Taking advantage of the late hour, I cheerfully requested a Bloody Mary, my favorite afternoon, non-caffeinated, brunch beverage. It arrived a few minutes later garnished with two giant green olives completely submerged in the drink, so only the wooden skewer showed above the surface. If I may borrow a “phrase” from the tweeting vernacular: WTF? Garnish aside, the drink was a sad specimen. The horseradish overpowered all the other flavors. I pushed it aside and turned my attention to the menu.
The offerings leaned heavily toward the lunch end of the brunch spectrum, with dishes like a cider-braised pulled pork sandwich ($10) and mussels with chilies, Shipyard beer and garlic ($8) vying for my attention. But since this column is called the Breakfast Serial, not the Lunch Serial, my options were somewhat limited. There were a handful of breakfast-type items on the menu, including create-your-own omelets ($10) and a classic eggs benedict ($10).
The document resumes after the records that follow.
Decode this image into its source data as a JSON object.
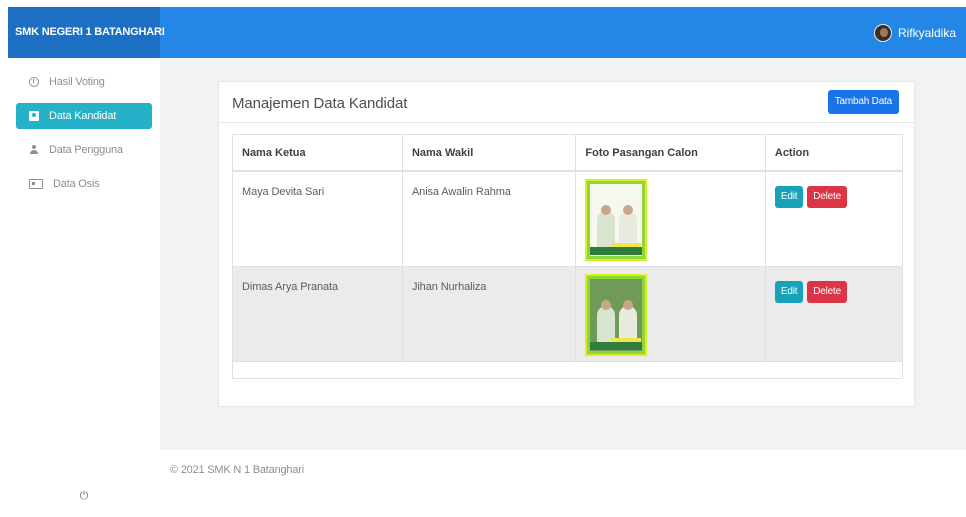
{
  "header": {
    "brand": "SMK NEGERI 1 BATANGHARI",
    "username": "Rifkyaldika"
  },
  "sidebar": {
    "items": [
      {
        "label": "Hasil Voting",
        "icon": "clock-icon",
        "active": false
      },
      {
        "label": "Data Kandidat",
        "icon": "id-card-icon",
        "active": true
      },
      {
        "label": "Data Pengguna",
        "icon": "user-icon",
        "active": false
      },
      {
        "label": "Data Osis",
        "icon": "address-card-icon",
        "active": false
      }
    ],
    "power_icon": "⏻"
  },
  "main": {
    "title": "Manajemen Data Kandidat",
    "add_button": "Tambah Data",
    "table": {
      "headers": [
        "Nama Ketua",
        "Nama Wakil",
        "Foto Pasangan Calon",
        "Action"
      ],
      "rows": [
        {
          "ketua": "Maya Devita Sari",
          "wakil": "Anisa Awalin Rahma",
          "photo": "candidate-photo-1"
        },
        {
          "ketua": "Dimas Arya Pranata",
          "wakil": "Jihan Nurhaliza",
          "photo": "candidate-photo-2"
        }
      ],
      "edit_label": "Edit",
      "delete_label": "Delete"
    }
  },
  "footer": {
    "text": "© 2021 SMK N 1 Batanghari"
  },
  "colors": {
    "topbar": "#2487e6",
    "active_nav": "#25b1c8",
    "add_button": "#1a73e8",
    "edit": "#17a2b8",
    "delete": "#dc3545"
  }
}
I chose the “oscar benie” ($12), an eggs benedict made with Maine peekytoe crab and asparagus. It was, in a word, outstanding. The sweet crabmeat and light, lemony hollandaise complemented each other perfectly. The asparagus was fresh and crisp; the eggs were expertly poached. Even the English muffins were top shelf. And the accompanying home fries were absolutely righteous: simply prepared, crisp cubes of lightly salted potatoes — nothing more, nothing less. My wife had to order her own side of home fries lest she eat all of mine (which our marriage vows strictly forbid).
The Farmer’s Table had no sweet dishes. No pancakes, no French toast, no crepes — not even a muffin or a croissant, at least not on this particular day. My daughter was initially disappointed, but gamely agreed to try the fruit bowl. Of all our meals, this was by far the least appealing. The granola was soggy, the tart, plain yogurt had separated, and the overall effect was pretty underwhelming given the $9 price tag.
On the other hand, my wife’s sweet potato corned beef hash ($12) was definitely a winner. Diced sweet potatoes, onions and large chunks of brisket (sourced from Caldwell Farm in Turner) came with two eggs — again, poached to perfection — and rye toast. The waitress couldn’t recall which bakery the bread came from, only that it was “around here somewhere.”
We left The Farmer’s Table full and in good spirits. There are still a few kinks Chef Landry’s team needs to work out, but I’m confident they’ll get there. I’m also hopeful he’ll change up the menu as the seasons change, and maybe include something for those of us with a penchant for maple syrup.
The Farmer’s Table is exemplary of the ongoing trend toward upscale-yet-casual restaurants that focus on simple preparations of local ingredients. The prices are a little high compared to some similar options around town, but I suppose you’re paying extra for the location — perhaps to hedge against the curse.
— Dan Zarin
The Farmer’s Table serves brunch every Saturday and Sunday from 9 a.m.-3 p.m.